  19. ^ United Nations. "United Nations Treaty Collection: Chapter IV: Human Rights: 12. Second Optional Protocol to the International Covenant on Civil and Political Rights, aiming at the abolition of the death penalty. New York, 15 December 1989". Archived from the original on 20 October 2012. Retrieved 2012-08-29.
  20. ^ United Nations. "United Nations Treaty Collection: Chapter IV: Human Rights: 13. International Convention on the Protection of the Rights of All Migrant Workers and Members of their Families. New York, 18 December 1990". Archived from the original on 25 August 2012. Retrieved 2012-08-29.
  21. ^ United Nations. "United Nations Treaty Collection: Chapter IV: Human Rights: 8b. Optional Protocol to the Convention on the Elimination of All Forms of Discrimination against Women. New York, 6 October 1999". Retrieved 2012-08-29.

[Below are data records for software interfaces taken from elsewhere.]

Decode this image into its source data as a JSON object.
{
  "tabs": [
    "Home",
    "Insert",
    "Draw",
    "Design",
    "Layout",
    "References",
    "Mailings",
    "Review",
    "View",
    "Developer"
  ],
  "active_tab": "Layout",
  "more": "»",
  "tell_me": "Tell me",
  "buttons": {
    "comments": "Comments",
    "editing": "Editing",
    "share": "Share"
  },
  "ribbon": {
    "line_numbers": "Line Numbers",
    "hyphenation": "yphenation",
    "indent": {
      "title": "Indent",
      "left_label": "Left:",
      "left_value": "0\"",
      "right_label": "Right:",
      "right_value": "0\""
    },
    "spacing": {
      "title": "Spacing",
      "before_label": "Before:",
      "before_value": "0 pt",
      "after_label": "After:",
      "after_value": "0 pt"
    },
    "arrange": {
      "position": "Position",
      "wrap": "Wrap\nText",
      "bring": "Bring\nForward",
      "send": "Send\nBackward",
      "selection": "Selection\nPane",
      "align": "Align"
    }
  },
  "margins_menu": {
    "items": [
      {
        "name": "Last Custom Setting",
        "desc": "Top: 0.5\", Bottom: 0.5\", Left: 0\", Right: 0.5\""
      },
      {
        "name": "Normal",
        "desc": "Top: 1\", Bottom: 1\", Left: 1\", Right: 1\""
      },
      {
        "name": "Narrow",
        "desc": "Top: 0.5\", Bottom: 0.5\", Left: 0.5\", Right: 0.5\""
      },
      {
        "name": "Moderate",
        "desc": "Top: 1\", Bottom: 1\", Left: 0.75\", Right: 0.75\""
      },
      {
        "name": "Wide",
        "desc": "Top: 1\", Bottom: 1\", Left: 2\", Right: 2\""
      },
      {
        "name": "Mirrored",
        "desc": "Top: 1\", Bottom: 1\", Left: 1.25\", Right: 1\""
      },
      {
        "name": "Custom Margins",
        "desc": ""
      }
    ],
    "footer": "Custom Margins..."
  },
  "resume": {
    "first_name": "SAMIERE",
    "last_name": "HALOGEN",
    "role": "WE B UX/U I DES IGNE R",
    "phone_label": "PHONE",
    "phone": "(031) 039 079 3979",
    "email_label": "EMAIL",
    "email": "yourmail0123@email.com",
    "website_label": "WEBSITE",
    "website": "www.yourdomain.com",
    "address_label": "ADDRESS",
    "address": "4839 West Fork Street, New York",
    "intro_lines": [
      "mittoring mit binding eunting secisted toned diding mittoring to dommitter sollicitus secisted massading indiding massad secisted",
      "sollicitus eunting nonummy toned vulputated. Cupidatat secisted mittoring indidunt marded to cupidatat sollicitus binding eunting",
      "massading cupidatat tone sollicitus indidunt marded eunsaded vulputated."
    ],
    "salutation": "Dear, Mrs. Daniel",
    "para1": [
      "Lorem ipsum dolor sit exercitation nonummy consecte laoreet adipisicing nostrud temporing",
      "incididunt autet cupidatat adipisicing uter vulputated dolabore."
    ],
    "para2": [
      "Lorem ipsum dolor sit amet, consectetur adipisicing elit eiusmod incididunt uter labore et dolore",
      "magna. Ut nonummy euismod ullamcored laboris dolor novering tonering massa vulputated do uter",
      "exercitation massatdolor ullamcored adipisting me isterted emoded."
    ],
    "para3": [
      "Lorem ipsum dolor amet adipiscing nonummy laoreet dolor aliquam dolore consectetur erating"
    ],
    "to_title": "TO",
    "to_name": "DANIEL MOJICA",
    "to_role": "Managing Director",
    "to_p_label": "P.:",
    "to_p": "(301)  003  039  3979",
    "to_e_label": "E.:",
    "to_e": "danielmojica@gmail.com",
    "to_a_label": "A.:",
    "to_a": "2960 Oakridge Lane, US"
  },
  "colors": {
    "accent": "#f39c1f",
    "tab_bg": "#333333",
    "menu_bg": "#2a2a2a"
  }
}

  22. ^ United Nations. "UN Treaty Body Database: Ratification Status for Ghana". Retrieved 1 Feb 2021.{{cite web}}: CS1 maint: url-status (link)
  23. ^ United Nations. "United Nations Treaty Collection: Chapter IV: Human Rights: 11c. Optional Protocol to the Convention on the Rights of the Child on the sale of children, child prostitution and child pornography. New York, 25 May 2000". Retrieved 2012-08-29.
  24. ^ United Nations. "United Nations Treaty Collection: Chapter IV: Human Rights: 15. Convention on the Rights of Persons with Disabilities. New York, 13 December 2006". Archived from the original on 19 August 2012. Retrieved 2012-08-29.
  25. ^ United Nations. "United Nations Treaty Collection: Chapter IV: Human Rights: 15a. Optional Protocol to the Convention on the Rights of Persons with Disabilities. New York, 13 December 2006". Archived from the original on 13 January 2016. Retrieved 2012-08-29.
  26. ^ United Nations. "United Nations Treaty Collection: Chapter IV: Human Rights: 16. International Convention for the Protection of All Persons from Enforced Disappearance. New York, 20 December 2006". Retrieved 2012-08-29.
  27. ^ United Nations. "United Nations Treaty Collection: Chapter IV: Human Rights: 3a. Optional Protocol to the International Covenant on Economic, Social and Cultural Rights. New York, 10 December 2008". Retrieved 2012-08-29.
  28. ^ "United Nations Treaty Collection". treaties.un.org. Retrieved 2021-02-01.
  29. ^ United Nations. "United Nations Treaty Collection: Chapter IV: Human Rights: 11d. Optional Protocol to the Convention on the Rights of the Child on a communications procedure . New York, 19 December 2011. New York, 10 December 2008". Archived from the original on 25 August 2012. Retrieved 2012-08-29.

External links[edit]